At the holiday season, I’m giving out gift cards to children to use at our local Barnes and Noble. This is the greatest present I can bestow because in this age of tech toys, nothing is more important than introducing a child to over-used public restrooms such as at Barnes and Noble, and how to survive them.
Our local B&N is my favorite hangout, but even during other times of the year the state of the women’s room could be most kindly described as “messy,” “dirty” or perhaps “decayed.” From reading all the paranoia-inducing news articles about bacteria and viruses invisibly crawling all over the restroom, I’ve developed protective methods to maneuver my way around the various deathtraps, like stall door handles, sink tap handles and worst of all, the handle of the door exiting the restroom. Similarly, it’s not enough for children to learn to wash their hands after using the toilet. They must be shown how to use their feet to flush the toilet, how to grasp paper towels to turn off the taps, and how to pull down their sweater or coat sleeves to open the door handle of the exit door.
Most difficult of all is showing them—-where insensitive store personnel have not provided a waste basket next to the exit door—- how to hold the exit door open with a foot block (to avoid touching the door handle) while twisting the torso sideways to lay up and shoot the wadded roll of used paper towel into the towel waste dispenser that’s generally 50 feet away. This is a difficult maneuver for all ages and is a diagnosis known to physicians as PTSD [“Paper Towel-induced Shoulder Dislocation”].
Despite these precautions, it’s almost unavoidable when using a restroom, for one to step in small remnants of floor urine. I’ve heard repeatedly I shouldn’t worry about that because, as some annoying person will always insist, “Urine is sterile.” If that’s not comforting, consider that cabbages, tomatoes and other food we eat may have been treated with human urine.
How do I know that? A few years ago researchers at the University of Kuopio, whose most famous discovery was that Kuopio is in Finland, grew cabbages treated with conventional fertilizer, no fertilizer, or human urine. Result: The urine-treated cabbages grew bigger than the other groups and carried fewer germs. The university scientists then made sauerkraut from the cabbages, and while noting differences in flavors among the three groups, they liked all three equally.
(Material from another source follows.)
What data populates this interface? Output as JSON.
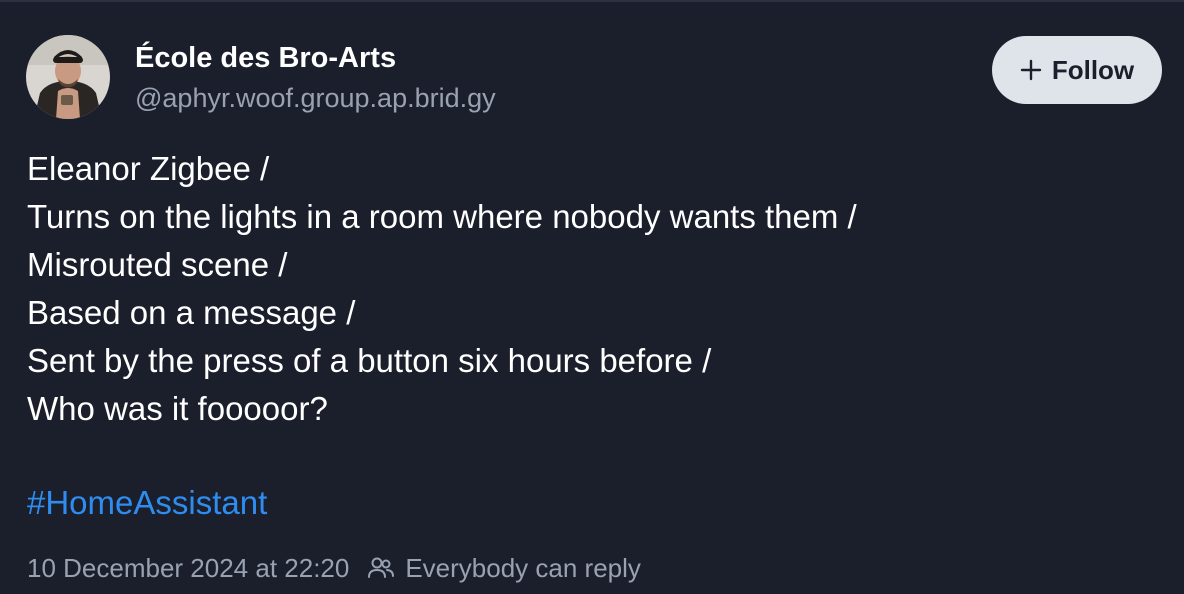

You have to ask yourself how Finland, rated by one organization as having the finest education system in the world with all teachers earning masters degrees and 66% of students going on to college, is now best known for proving that human pee grows better crops? How would that be expressed by the Nobel Prize people? I’m quite concerned because pee for crops doesn’t seem to fall under the Nobel Prize for Physics or Medicine or Economic Sciences or Chemistry or Peace. That leaves Finland’s researchers at the University of Kuopio—-a name that emphasizes the “pio” and not long ago changed out of embarrassment to “University of Eastern Finland”—to accept the Nobel Prize for Literature for its contribution to Urine Studies.
I want to believe the Finns are intelligent and well-meaning, even if they want our farmers to urinate on our crops. In truth the only Finn I remember personally was Huckleberry. But my opinion of the Finns skyrocketed when I read how they treated the ice skating defenseman of the Dallas Stars, Stephane Robidas, who went to Finland to play with the Finnish League. Robidas said his playing “wasn’t as good as I would have hoped.” So how did the Finns make their American guest feel better?
“….I ate a lot of local food,” Robidas said. “I had reindeer, and it was unbelievable. They serve it with cranberry sauce, and it was so tender.”
This is the most outstanding contribution by the Finns. Every year, the tireless, cooperative reindeer fly on Christmas thousands of miles around the world from Lapland, Finland where Santa lives. When the Big Trip is finished, they look forward to being recycled as pot roasts. To be served with potatoes, carrots, lutefisk and a casserole made from “scientifically grown” cabbage.
There’s one Finn I’m personally trying to get in touch with, especially at this holiday season of the crowded stores and squalid restrooms—–Nea Makala, the 6’2 star basketball player from Finland who’s burning up the courts at Northern Michigan University. She’s promised to show me how to sink a jump shot…..using a ball of wadded paper towels while blocking a restroom door with one foot.